// => { email: 'USER@EXAMPLE.ORG', labels: ['EASY'] })

Example 5: Sanitizing messy inputs

While I would not recommend going overboard with this, you can perform light parsing to clean up messy inputs. For example, if you have to handle messy data from an incoming webhook that you have no control over, you can use a decoder at the boundary to not only validate those inputs, but also to tidy things up in the same pass.

For example, suppose you have an incoming webhook that looks like this:

{
    "events": [
        { "id": 1, "created_at": "2022-02-01T08:12:29Z", "labels": "urgent, delayed" },
        { "id": 2, "created_at": null, "labels": "" },
        { "id": 3, "labels": null }
    ]
}

Suppose we want to to clean up some data on the way in:

  1. We store all ids as strings internally, so we’ll want to transform those numeric IDs
  2. The created_at field (an ISO8601-formatted string) is sometimes null and sometimes missing completely. When it’s missing, we’ll want to treat it as if it was null
  3. The labels argument represents a list of tags we’ll want to treat as structural data, so we’ll want to convert these values to an array of strings

Handling the id field

We’ll want to look at the id field as containing an “ID” data type, not a number. We can define an id decoder for this:

const id: Decoder<string> = either(
    string,
    positiveInteger.transform((n) => String(n)),
);

This decoder will play nicely if ever this vendor will switch to id strings in the future.

Handling the created_at field

We’ll want to look at the created_at field as a Date | null value. So let’s use the following decoder:

maybe(iso8601, null);

Wait, why not use nullable(iso8601) here?! The reason is the third event in the example. Because the field can legally be missing, we’ll have to explicitly accept both undefined and null inputs. That’s what the maybe() decoder does! Its second argument is a convenience default value that nullish values will get normalized to.

Handling the labels field

We’ll want to look at the labels field as an array of strings, but we’re given a string. (A potentially null or empty string, even.)

We can build a comma-separated helper decoder like so:

const commaSeparated = string.transform((s) => s.split(',').filter(Boolean));
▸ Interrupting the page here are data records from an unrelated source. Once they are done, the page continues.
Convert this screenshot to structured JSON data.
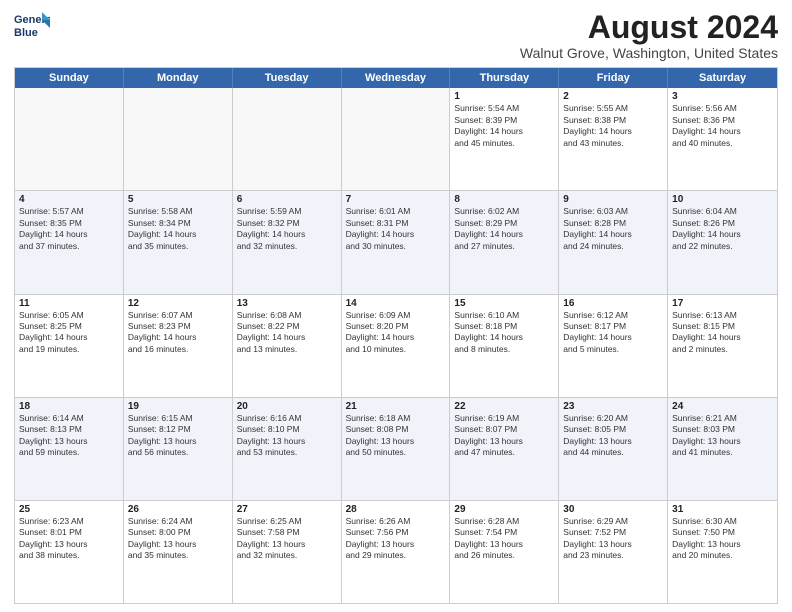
{
  "logo": {
    "line1": "General",
    "line2": "Blue"
  },
  "title": "August 2024",
  "location": "Walnut Grove, Washington, United States",
  "weekdays": [
    "Sunday",
    "Monday",
    "Tuesday",
    "Wednesday",
    "Thursday",
    "Friday",
    "Saturday"
  ],
  "rows": [
    [
      {
        "day": "",
        "text": "",
        "empty": true
      },
      {
        "day": "",
        "text": "",
        "empty": true
      },
      {
        "day": "",
        "text": "",
        "empty": true
      },
      {
        "day": "",
        "text": "",
        "empty": true
      },
      {
        "day": "1",
        "text": "Sunrise: 5:54 AM\nSunset: 8:39 PM\nDaylight: 14 hours\nand 45 minutes.",
        "empty": false
      },
      {
        "day": "2",
        "text": "Sunrise: 5:55 AM\nSunset: 8:38 PM\nDaylight: 14 hours\nand 43 minutes.",
        "empty": false
      },
      {
        "day": "3",
        "text": "Sunrise: 5:56 AM\nSunset: 8:36 PM\nDaylight: 14 hours\nand 40 minutes.",
        "empty": false
      }
    ],
    [
      {
        "day": "4",
        "text": "Sunrise: 5:57 AM\nSunset: 8:35 PM\nDaylight: 14 hours\nand 37 minutes.",
        "empty": false
      },
      {
        "day": "5",
        "text": "Sunrise: 5:58 AM\nSunset: 8:34 PM\nDaylight: 14 hours\nand 35 minutes.",
        "empty": false
      },
      {
        "day": "6",
        "text": "Sunrise: 5:59 AM\nSunset: 8:32 PM\nDaylight: 14 hours\nand 32 minutes.",
        "empty": false
      },
      {
        "day": "7",
        "text": "Sunrise: 6:01 AM\nSunset: 8:31 PM\nDaylight: 14 hours\nand 30 minutes.",
        "empty": false
      },
      {
        "day": "8",
        "text": "Sunrise: 6:02 AM\nSunset: 8:29 PM\nDaylight: 14 hours\nand 27 minutes.",
        "empty": false
      },
      {
        "day": "9",
        "text": "Sunrise: 6:03 AM\nSunset: 8:28 PM\nDaylight: 14 hours\nand 24 minutes.",
        "empty": false
      },
      {
        "day": "10",
        "text": "Sunrise: 6:04 AM\nSunset: 8:26 PM\nDaylight: 14 hours\nand 22 minutes.",
        "empty": false
      }
    ],
    [
      {
        "day": "11",
        "text": "Sunrise: 6:05 AM\nSunset: 8:25 PM\nDaylight: 14 hours\nand 19 minutes.",
        "empty": false
      },
      {
        "day": "12",
        "text": "Sunrise: 6:07 AM\nSunset: 8:23 PM\nDaylight: 14 hours\nand 16 minutes.",
        "empty": false
      },
      {
        "day": "13",
        "text": "Sunrise: 6:08 AM\nSunset: 8:22 PM\nDaylight: 14 hours\nand 13 minutes.",
        "empty": false
      },
      {
        "day": "14",
        "text": "Sunrise: 6:09 AM\nSunset: 8:20 PM\nDaylight: 14 hours\nand 10 minutes.",
        "empty": false
      },
      {
        "day": "15",
        "text": "Sunrise: 6:10 AM\nSunset: 8:18 PM\nDaylight: 14 hours\nand 8 minutes.",
        "empty": false
      },
      {
        "day": "16",
        "text": "Sunrise: 6:12 AM\nSunset: 8:17 PM\nDaylight: 14 hours\nand 5 minutes.",
        "empty": false
      },
      {
        "day": "17",
        "text": "Sunrise: 6:13 AM\nSunset: 8:15 PM\nDaylight: 14 hours\nand 2 minutes.",
        "empty": false
      }
    ],
    [
      {
        "day": "18",
        "text": "Sunrise: 6:14 AM\nSunset: 8:13 PM\nDaylight: 13 hours\nand 59 minutes.",
        "empty": false
      },
      {
        "day": "19",
        "text": "Sunrise: 6:15 AM\nSunset: 8:12 PM\nDaylight: 13 hours\nand 56 minutes.",
        "empty": false
      },
      {
        "day": "20",
        "text": "Sunrise: 6:16 AM\nSunset: 8:10 PM\nDaylight: 13 hours\nand 53 minutes.",
        "empty": false
      },
      {
        "day": "21",
        "text": "Sunrise: 6:18 AM\nSunset: 8:08 PM\nDaylight: 13 hours\nand 50 minutes.",
        "empty": false
      },
      {
        "day": "22",
        "text": "Sunrise: 6:19 AM\nSunset: 8:07 PM\nDaylight: 13 hours\nand 47 minutes.",
        "empty": false
      },
      {
        "day": "23",
        "text": "Sunrise: 6:20 AM\nSunset: 8:05 PM\nDaylight: 13 hours\nand 44 minutes.",
        "empty": false
      },
      {
        "day": "24",
        "text": "Sunrise: 6:21 AM\nSunset: 8:03 PM\nDaylight: 13 hours\nand 41 minutes.",
        "empty": false
      }
    ],
    [
      {
        "day": "25",
        "text": "Sunrise: 6:23 AM\nSunset: 8:01 PM\nDaylight: 13 hours\nand 38 minutes.",
        "empty": false
      },
      {
        "day": "26",
        "text": "Sunrise: 6:24 AM\nSunset: 8:00 PM\nDaylight: 13 hours\nand 35 minutes.",
        "empty": false
      },
      {
        "day": "27",
        "text": "Sunrise: 6:25 AM\nSunset: 7:58 PM\nDaylight: 13 hours\nand 32 minutes.",
        "empty": false
      },
      {
        "day": "28",
        "text": "Sunrise: 6:26 AM\nSunset: 7:56 PM\nDaylight: 13 hours\nand 29 minutes.",
        "empty": false
      },
      {
        "day": "29",
        "text": "Sunrise: 6:28 AM\nSunset: 7:54 PM\nDaylight: 13 hours\nand 26 minutes.",
        "empty": false
      },
      {
        "day": "30",
        "text": "Sunrise: 6:29 AM\nSunset: 7:52 PM\nDaylight: 13 hours\nand 23 minutes.",
        "empty": false
      },
      {
        "day": "31",
        "text": "Sunrise: 6:30 AM\nSunset: 7:50 PM\nDaylight: 13 hours\nand 20 minutes.",
        "empty": false
      }
    ]
  ],
  "alt_rows": [
    1,
    3
  ]
}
Putting it all together

Using the helper decoders defined above, we can put it all together this way:

const eventsDecoder = object({
    events: array(
        object({
            id,
            created_at: maybe(iso8601, null),
            labels: nullable(commaSeparated, []),
        }),
    ),
});

eventsDecoder.verify(... /* JSON example from above */);
// => {
//   events: [
//     {
//       id: '1',
//       created_at: new Date('2022-02-01T08:12:29Z'),
//       labels: ['urgent', 'delayed'],
//     },
//     { id: '2', created_at: null, labels: [] },
//     { id: '3', created_at: null, labels: [] },
//   ],
// }

A note on naming

To make decoders maximally useful, refrain from naming decoders after the field they’re used for. Think of a decoder as the description of a data type, and name them accordingly. That’s why the decoder in the example above is called commaSeparated and not labelsDecoder or something like that! In the case of the id field, it happens to be also named id because it makes sense to think of it as an ID data type. That the field also happens to be named id is a coincidence.

Keep edge cases outside your decoders

Try to keep nulls, undefineds, or other edge cases outside of the decoder as much as possible, and instead wrap them in nullable()s where you use them in your call sites—typically in those big object() decoders.

Take the example above. It would be easy to let the commaSeparated decoder be infected with the null-case and handle it too. But this is less composable. Keeping the null-case outside of that decoder makes it a smaller, and thus a more reusable, building block. It’s cheap to wrap it in a nullable where you put it all together.